A group of war veterans must defend their local VFW and an
innocent teenager from a deranged drug dealer and his minions.
Directed by Joe Begos
Written by Max Brallier and Matthew McArdle
Starring Stephen Lang, William Sadler, Fred Williamson,
Martin Kove, David Patrick Kelly, George Wendt,
Tom Williamson, Travis Hammer
As we’ve seen in films recently, nostalgia has been all the rage. Specifically, the 80's in general. Which has been awesome for the most part. But, I won’t lie in admitting in that it’s getting kind of tiring too. And if you don’t believe me: It, Stranger Things, Summer of 84, The Expendables. And I’m sure there will be more. But there are some directors who are going out of their way to not only get nostalgic but do something different with it as well. Enter Joe Begos’s newest film, VFW. A film where it doesn’t just serve as another nostalgic trip to the 80's. No, this feels and breathes like one too; with a cast ripped straight from the decade as well. Basically, this is a hell of a time at the movies.
So, I’ve already mentioned how this feels like an 80's film. But, if I were to be specific, this echoes much of John Carpenter’s filmography. Especially his more action-oriented works. Everything from the structure, characters, and score evoke that classic vibe of one of my all-time favorite directors’. The plot is simple. A person steals a drug lord’s stash and ends up in the VFW across the street. Gruesome, bloody violence ensues to get the stash back. Simple and to the point. To back this plot up is an all-star cast. Veteran actors like Stephen Lang, William Sadler, and Fred Williamson are among the few that round out this cast. I’ve grown up seeing many of these actors’ works and it was just a joy to see them here. They are clearly having a great time themselves as they deliver very committed performances. Finally, the gore. VFW delivers this aspect in spades. Heads getting blown off to limbs getting cut off are shown in grisly, gory detail. Gorehounds will be satisfied.

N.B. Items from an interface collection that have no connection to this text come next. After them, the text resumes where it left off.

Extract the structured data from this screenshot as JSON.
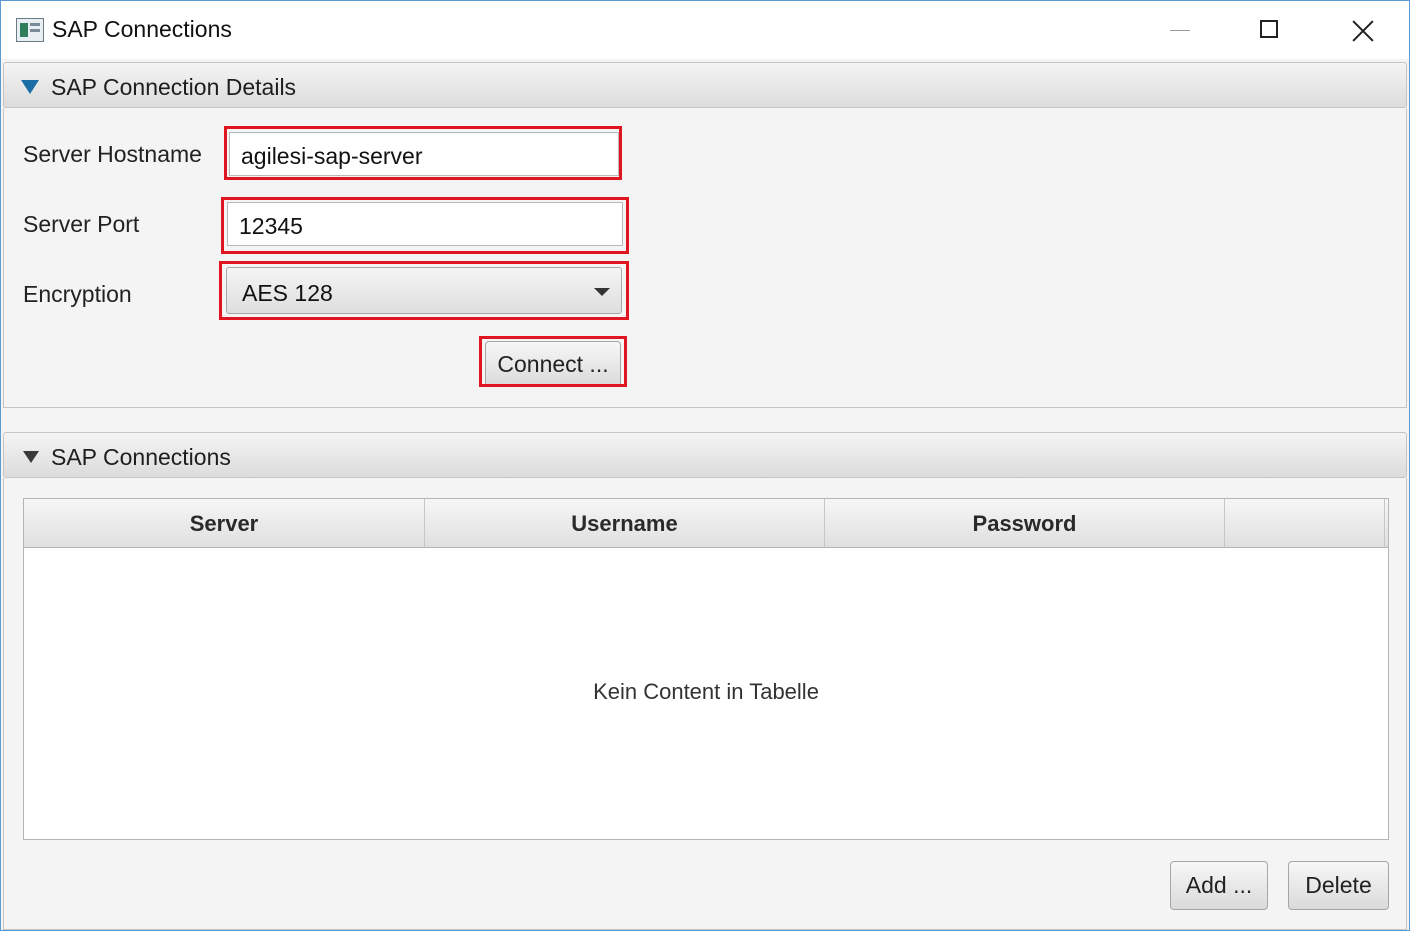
{
  "window": {
    "title": "SAP Connections",
    "controls": {
      "minimize": "minimize",
      "maximize": "maximize",
      "close": "close"
    }
  },
  "details_pane": {
    "title": "SAP Connection Details",
    "expanded": true,
    "hostname_label": "Server Hostname",
    "hostname_value": "agilesi-sap-server",
    "port_label": "Server Port",
    "port_value": "12345",
    "encryption_label": "Encryption",
    "encryption_value": "AES 128",
    "connect_label": "Connect ..."
  },
  "connections_pane": {
    "title": "SAP Connections",
    "expanded": true,
    "table": {
      "columns": [
        "Server",
        "Username",
        "Password",
        ""
      ],
      "rows": [],
      "placeholder": "Kein Content in Tabelle"
    },
    "add_label": "Add ...",
    "delete_label": "Delete"
  },
  "colors": {
    "highlight": "#e0151f",
    "window_border": "#5b9bd5",
    "expand_arrow": "#1c6fa6"
  },
  "icons": {
    "app": "java-app-icon",
    "minimize": "minimize-icon",
    "maximize": "maximize-icon",
    "close": "close-icon",
    "expand": "triangle-down-icon",
    "dropdown": "chevron-down-icon"
  }
}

If you’re looking for something that isn’t just a simple nostalgia trip of the 80's, but feels like it comes from that beloved decade, then check out VFW. This is a gory, throwback, bombastic film. Seeing many of these actors in the same film is so much fun. The story is refreshingly simple. And the gore is absolutely satisfying. I can’t say it enough. Check this movie out. Now, it’s time for me to check out the rest of Joe Begos’s work.